Artificial sweeteners may contribute to weight management is used in moderation.
Millions of people consume diet soda or diet drink choices on a daily basis. Most choose diet beverages to try and cut the extra sugar calories in regular sodas. Recently there has been a lot of discussion about whether diet beverages are a positive or not.
Regular soda, juice or sports drinks often contain upwards of 100 or more calories per serving, largely from sugar; and sugar has been blamed for a variety of illnesses, from obesity to diabetes to dental cavities. Excess calories, of course, contribute to weight gain if off balance with the calories that we burn each day. The number one source of sugar in the United States is soda, followed by sweets such as candy, cake, cookies, etc.
Diet beverages, on the other hand, generally contain a low calorie or “artificial” sweetener in place of sugar, so the calorie content is significantly reduced. Recently, some have suggested that artificial sweeteners in soda don’t actually help and could even hinder weight management. Based on studies, this view is largely based on animal studies, and the majority of research in humans supports that low calorie sweeteners either have a neutral effect or provide a modest benefit to those trying to keep a healthy weight.
So how do you know if a product contains sugar or a low calorie sweetener? Read the food label ingredient list. Words such as: Corn syrup, dextrose, fructose, molasses, fruit-juice concentrate, glucose, high-fructose corn syrup (HFCS), honey, invert sugar, lactose, syrup, sucrose, raw sugar, maple syrup or maltose may identify a sugar source.

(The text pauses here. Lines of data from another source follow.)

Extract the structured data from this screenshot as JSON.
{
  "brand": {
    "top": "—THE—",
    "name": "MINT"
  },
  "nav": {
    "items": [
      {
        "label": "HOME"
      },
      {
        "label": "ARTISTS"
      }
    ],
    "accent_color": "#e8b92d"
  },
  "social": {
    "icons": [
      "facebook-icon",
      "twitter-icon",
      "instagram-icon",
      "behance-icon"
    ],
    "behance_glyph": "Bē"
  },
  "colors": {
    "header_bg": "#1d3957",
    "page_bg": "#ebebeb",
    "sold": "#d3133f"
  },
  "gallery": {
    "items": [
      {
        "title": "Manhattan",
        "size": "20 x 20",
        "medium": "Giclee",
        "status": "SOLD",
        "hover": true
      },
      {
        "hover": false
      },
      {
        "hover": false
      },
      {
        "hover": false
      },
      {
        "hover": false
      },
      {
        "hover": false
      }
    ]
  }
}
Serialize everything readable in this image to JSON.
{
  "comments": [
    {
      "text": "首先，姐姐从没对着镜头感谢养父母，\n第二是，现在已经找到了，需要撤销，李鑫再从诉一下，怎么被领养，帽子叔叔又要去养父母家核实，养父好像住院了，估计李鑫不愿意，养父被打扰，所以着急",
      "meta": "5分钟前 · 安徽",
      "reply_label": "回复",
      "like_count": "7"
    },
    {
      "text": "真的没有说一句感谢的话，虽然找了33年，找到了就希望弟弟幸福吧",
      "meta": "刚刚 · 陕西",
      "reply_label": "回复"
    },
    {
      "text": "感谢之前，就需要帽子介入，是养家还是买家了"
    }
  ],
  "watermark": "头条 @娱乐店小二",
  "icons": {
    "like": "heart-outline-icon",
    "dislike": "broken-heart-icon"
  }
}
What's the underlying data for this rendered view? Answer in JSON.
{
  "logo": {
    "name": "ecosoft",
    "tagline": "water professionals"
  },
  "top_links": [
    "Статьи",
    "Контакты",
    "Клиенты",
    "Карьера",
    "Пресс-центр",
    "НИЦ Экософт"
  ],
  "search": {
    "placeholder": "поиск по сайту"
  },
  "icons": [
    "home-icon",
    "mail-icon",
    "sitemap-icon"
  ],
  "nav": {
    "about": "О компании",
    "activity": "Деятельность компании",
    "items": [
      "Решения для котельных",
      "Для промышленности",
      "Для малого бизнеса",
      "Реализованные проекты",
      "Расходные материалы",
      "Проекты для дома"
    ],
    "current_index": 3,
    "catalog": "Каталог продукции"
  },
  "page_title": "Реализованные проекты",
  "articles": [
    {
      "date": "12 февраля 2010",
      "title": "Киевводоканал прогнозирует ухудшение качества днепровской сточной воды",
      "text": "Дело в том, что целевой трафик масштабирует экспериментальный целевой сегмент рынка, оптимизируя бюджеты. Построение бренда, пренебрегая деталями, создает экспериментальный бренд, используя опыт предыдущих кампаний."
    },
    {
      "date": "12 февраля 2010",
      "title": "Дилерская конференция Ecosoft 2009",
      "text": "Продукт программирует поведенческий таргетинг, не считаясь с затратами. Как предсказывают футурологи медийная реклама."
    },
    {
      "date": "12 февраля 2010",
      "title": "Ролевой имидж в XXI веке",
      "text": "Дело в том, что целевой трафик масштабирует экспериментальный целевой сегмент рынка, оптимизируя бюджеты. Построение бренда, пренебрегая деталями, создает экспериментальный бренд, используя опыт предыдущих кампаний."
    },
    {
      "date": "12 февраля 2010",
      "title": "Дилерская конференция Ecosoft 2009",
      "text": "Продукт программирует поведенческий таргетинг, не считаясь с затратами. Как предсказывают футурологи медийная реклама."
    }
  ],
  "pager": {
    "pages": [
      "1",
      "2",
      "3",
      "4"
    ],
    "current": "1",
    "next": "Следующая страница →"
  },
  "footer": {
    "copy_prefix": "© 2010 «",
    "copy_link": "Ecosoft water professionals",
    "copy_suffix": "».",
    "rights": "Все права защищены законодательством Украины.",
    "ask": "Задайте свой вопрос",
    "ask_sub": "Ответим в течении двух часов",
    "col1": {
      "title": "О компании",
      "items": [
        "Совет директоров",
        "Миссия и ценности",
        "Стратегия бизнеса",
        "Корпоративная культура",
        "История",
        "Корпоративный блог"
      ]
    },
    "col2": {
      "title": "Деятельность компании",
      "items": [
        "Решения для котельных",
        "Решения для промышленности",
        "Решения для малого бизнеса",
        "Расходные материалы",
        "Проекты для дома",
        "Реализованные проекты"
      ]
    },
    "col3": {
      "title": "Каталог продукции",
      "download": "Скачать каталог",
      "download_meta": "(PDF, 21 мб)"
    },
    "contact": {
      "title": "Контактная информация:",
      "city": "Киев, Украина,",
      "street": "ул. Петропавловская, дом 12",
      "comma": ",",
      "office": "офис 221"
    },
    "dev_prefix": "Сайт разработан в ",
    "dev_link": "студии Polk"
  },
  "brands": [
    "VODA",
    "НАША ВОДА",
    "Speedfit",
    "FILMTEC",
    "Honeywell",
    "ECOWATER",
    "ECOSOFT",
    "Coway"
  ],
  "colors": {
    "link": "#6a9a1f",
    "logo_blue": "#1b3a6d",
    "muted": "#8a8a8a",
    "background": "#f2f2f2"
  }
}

Alternative sweeteners can be identified on the food label ingredient list as: Nectresse, aspartame, acesulfame K, saccharin, steviol glycosides, sucralose and neotame.
The American Heart Association reviewed evidence suggests that when not used excessively, low calorie sweeteners can facilitate reductions in added sugar intake, thereby resulting in decreased total energy and weight loss/weight control, with the associated health benefits. However, these potential benefits will not be fully realized unless the total calories in the diet are kept in check.
Again it is important to emphasize that moderation is key to consuming sugar or sweetener containing beverages. Focusing on increasing water consumption aligns with the 2010 Dietary Guidelines for Americans. Water may be a good alternative and diet beverages can be a reasonable choice – as long as you don’t use that diet soda as an excuse for a piece of chocolate pie for dessert!
Michigan State University Extension offers nutrition education classes for adults that discuss choosing healthy options from each food group, shopping on a budget, as well as basic nutrition information. For more information visit the Eating Right is Basic page. For more on this topic read Artificial sweeteners – just as bad for you?